But although Friday's events did have a certain undeniable kismet, it's unclear how much impact a "lesbian perspective" will have on the council's agenda. After all, everyone on the council already supports gay rights, and antidiscrimination rules have been codified in city law for years. Clark's agenda, similarly, is less a gay agenda than a moderate/progressive one.
Sitting in her tidy Lifelong AIDS Alliance office Monday afternoon, a hastily assembled lunch in front of her on the table and her arm in a sling (the result of a rowing accident earlier in the day), Clark gamely discussed her agenda. Clark, who has a prim, plain style of dressing, was chatty and relaxed despite being in the midst of what may well be the busiest month of her life.

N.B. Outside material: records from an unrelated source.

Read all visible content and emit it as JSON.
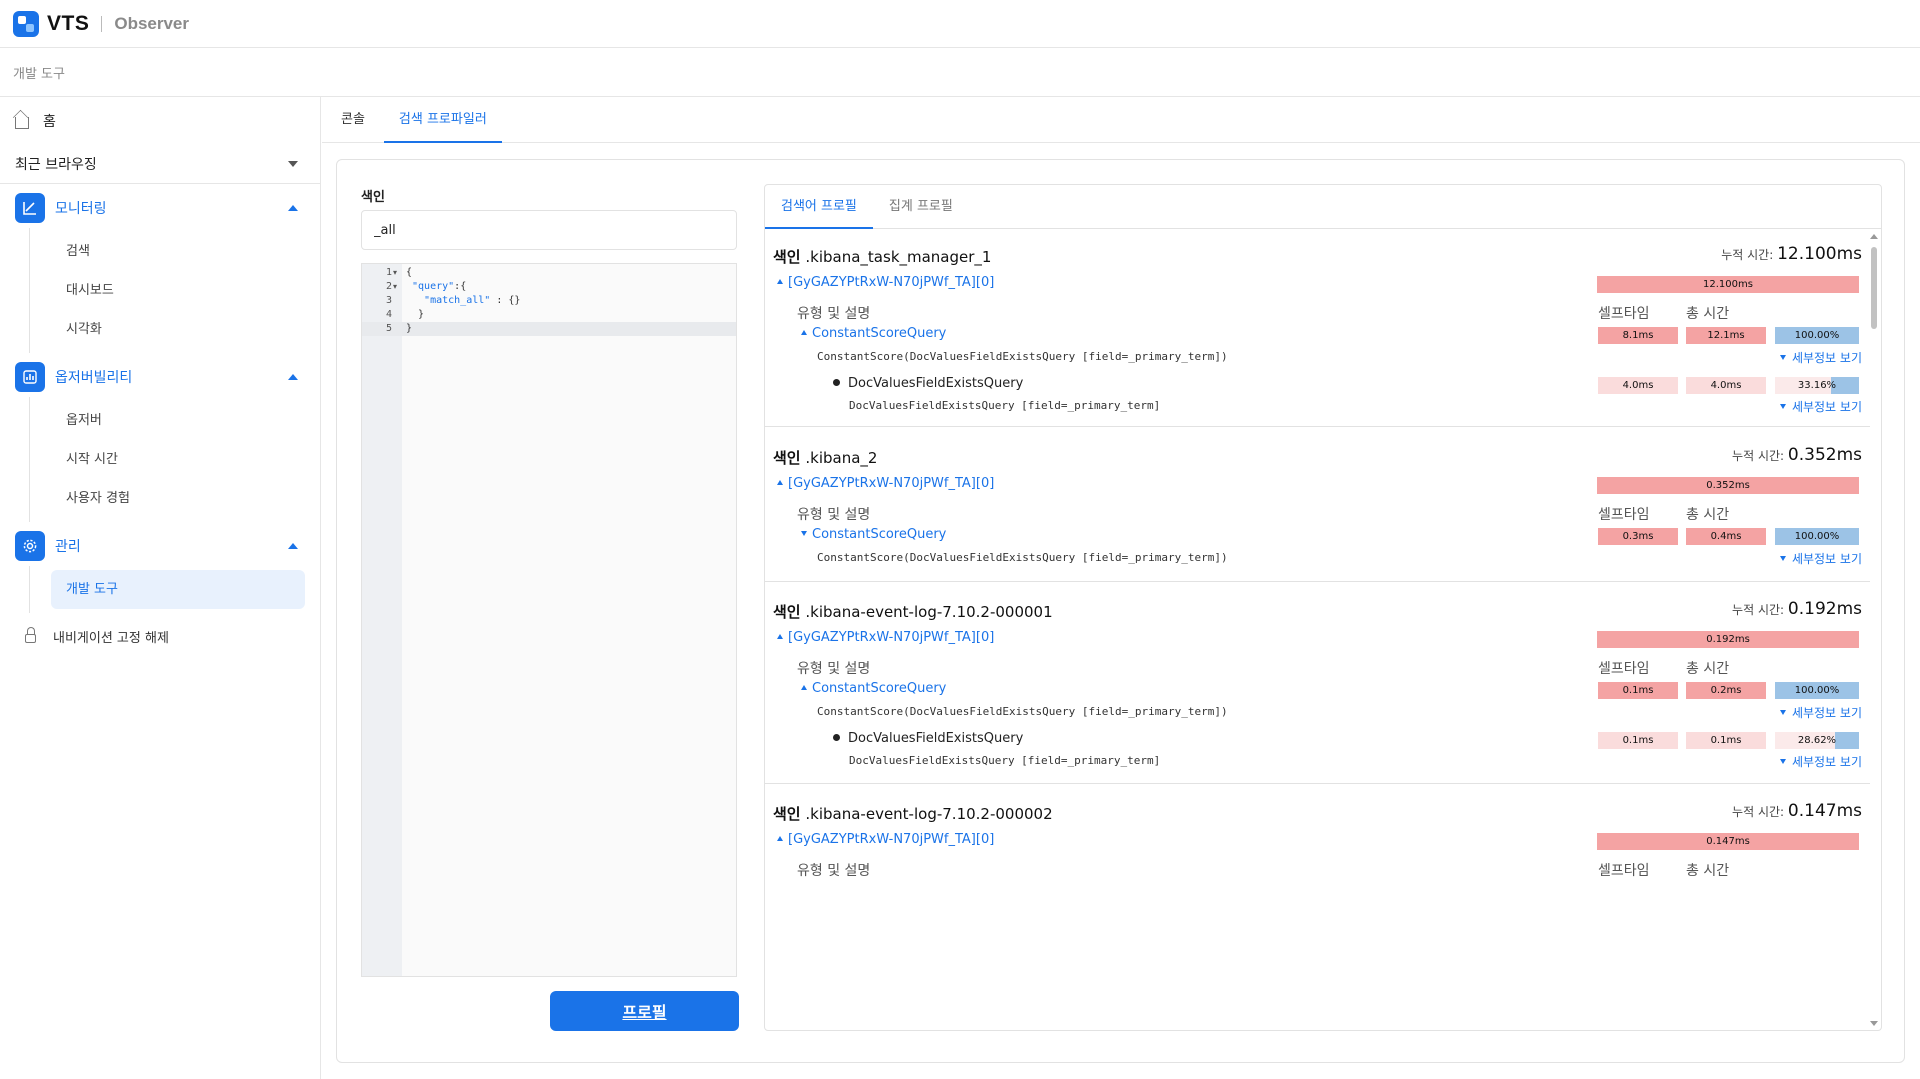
{
  "header": {
    "brand": "VTS",
    "subtitle": "Observer"
  },
  "breadcrumb": "개발 도구",
  "sidebar": {
    "home": "홈",
    "recent": "최근 브라우징",
    "groups": [
      {
        "label": "모니터링",
        "icon": "chart-line-icon",
        "items": [
          "검색",
          "대시보드",
          "시각화"
        ]
      },
      {
        "label": "옵저버빌리티",
        "icon": "bar-chart-icon",
        "items": [
          "옵저버",
          "시작 시간",
          "사용자 경험"
        ]
      },
      {
        "label": "관리",
        "icon": "gear-icon",
        "items": [
          "개발 도구"
        ]
      }
    ],
    "unpin": "내비게이션 고정 해제"
  },
  "tabs": [
    "콘솔",
    "검색 프로파일러"
  ],
  "query": {
    "index_label": "색인",
    "index_value": "_all",
    "lines": [
      {
        "n": "1",
        "fold": "▾",
        "code": "{"
      },
      {
        "n": "2",
        "fold": "▾",
        "key": " \"query\"",
        "rest": ":{"
      },
      {
        "n": "3",
        "fold": "",
        "key": "   \"match_all\"",
        "rest": " : {}"
      },
      {
        "n": "4",
        "fold": "",
        "code": "  }"
      },
      {
        "n": "5",
        "fold": "",
        "code": "}"
      }
    ],
    "profile_button": "프로필"
  },
  "results": {
    "tabs": [
      "검색어 프로필",
      "집계 프로필"
    ],
    "header_self": "셀프타임",
    "header_total": "총 시간",
    "header_type": "유형 및 설명",
    "cum_label": "누적 시간:",
    "index_prefix": "색인",
    "detail_label": "세부정보 보기",
    "sections": [
      {
        "index": ".kibana_task_manager_1",
        "cum": "12.100ms",
        "shard": "[GyGAZYPtRxW-N70jPWf_TA][0]",
        "shard_bar": "12.100ms",
        "query": "ConstantScoreQuery",
        "query_desc": "ConstantScore(DocValuesFieldExistsQuery [field=_primary_term])",
        "self": "8.1ms",
        "total": "12.1ms",
        "pct": "100.00%",
        "pct_value": 100,
        "sub": {
          "name": "DocValuesFieldExistsQuery",
          "desc": "DocValuesFieldExistsQuery [field=_primary_term]",
          "self": "4.0ms",
          "total": "4.0ms",
          "pct": "33.16%",
          "pct_value": 33.16
        }
      },
      {
        "index": ".kibana_2",
        "cum": "0.352ms",
        "shard": "[GyGAZYPtRxW-N70jPWf_TA][0]",
        "shard_bar": "0.352ms",
        "query": "ConstantScoreQuery",
        "query_desc": "ConstantScore(DocValuesFieldExistsQuery [field=_primary_term])",
        "self": "0.3ms",
        "total": "0.4ms",
        "pct": "100.00%",
        "pct_value": 100
      },
      {
        "index": ".kibana-event-log-7.10.2-000001",
        "cum": "0.192ms",
        "shard": "[GyGAZYPtRxW-N70jPWf_TA][0]",
        "shard_bar": "0.192ms",
        "query": "ConstantScoreQuery",
        "query_desc": "ConstantScore(DocValuesFieldExistsQuery [field=_primary_term])",
        "self": "0.1ms",
        "total": "0.2ms",
        "pct": "100.00%",
        "pct_value": 100,
        "sub": {
          "name": "DocValuesFieldExistsQuery",
          "desc": "DocValuesFieldExistsQuery [field=_primary_term]",
          "self": "0.1ms",
          "total": "0.1ms",
          "pct": "28.62%",
          "pct_value": 28.62
        }
      },
      {
        "index": ".kibana-event-log-7.10.2-000002",
        "cum": "0.147ms",
        "shard": "[GyGAZYPtRxW-N70jPWf_TA][0]",
        "shard_bar": "0.147ms"
      }
    ]
  },
  "colors": {
    "accent": "#1a73e8",
    "bar_red": "#f4a3a3",
    "bar_blue": "#9cc3e6"
  }
}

First, Clark said, she wants to focus the newly restructured neighborhoods and economic development committee, which she will chair, on "economic development that leads to jobs that people can actually get. We talk a lot about how manufacturing jobs are going away, but what are those people doing? They're not taking jobs in biotech." Sound Transit's Rainier Valley Community Development Fund has funded "pre-apprenticeship training" for 57 Rainier Valley residents, Clark says; she'd like to see similar programs attached to other capital projects, like the redevelopment of KeyArena.
Second, Clark says, she wants to reach out to neighborhoods, resurrecting Podlodowski's practice of holding committee meetings throughout the city and improving services to neighborhood businesses. "The city doesn't control whether enough people walk in the door [of a business], but we do decide whether the city has the zoning to allow an apartment building that would create the density you need to sustain a business district," Clark says. Finally, Clark hopes to increase funding to preschool, mentoring, and after-school programs through the city's families and education levy.
Clark's agenda, though ambitious, is sufficiently vague to leave many wondering where she will fit in on the council's left (Nick Licata)/right (Jan Drago) spectrum. Clark herself is circumspect on this point. On one hand, she points out that the business-backed Alki Foundation agreed to interview her, but did not endorse her, and volunteers that she thought the monorail "was a terrible idea." On the other hand, Clark calls affordable housing a "non-negotiable" facet of the city's upcoming downtown height and density increases, and goes one further, arguing that developers should have to pay for increased open space as well. And she's given money over the years to both liberals and moderates, including Conlin, Licata, and Richard McIver.
Clark's brief tenure on the council should give voters some sense of her political leanings in time for next fall, when she'll have to run for reelection. Already, Clark was preparing to file election papers with the state public disclosure commission, and she says she expects a real challenge in November. "I don't think I get to sit around too long," Clark firstname.lastname@example.org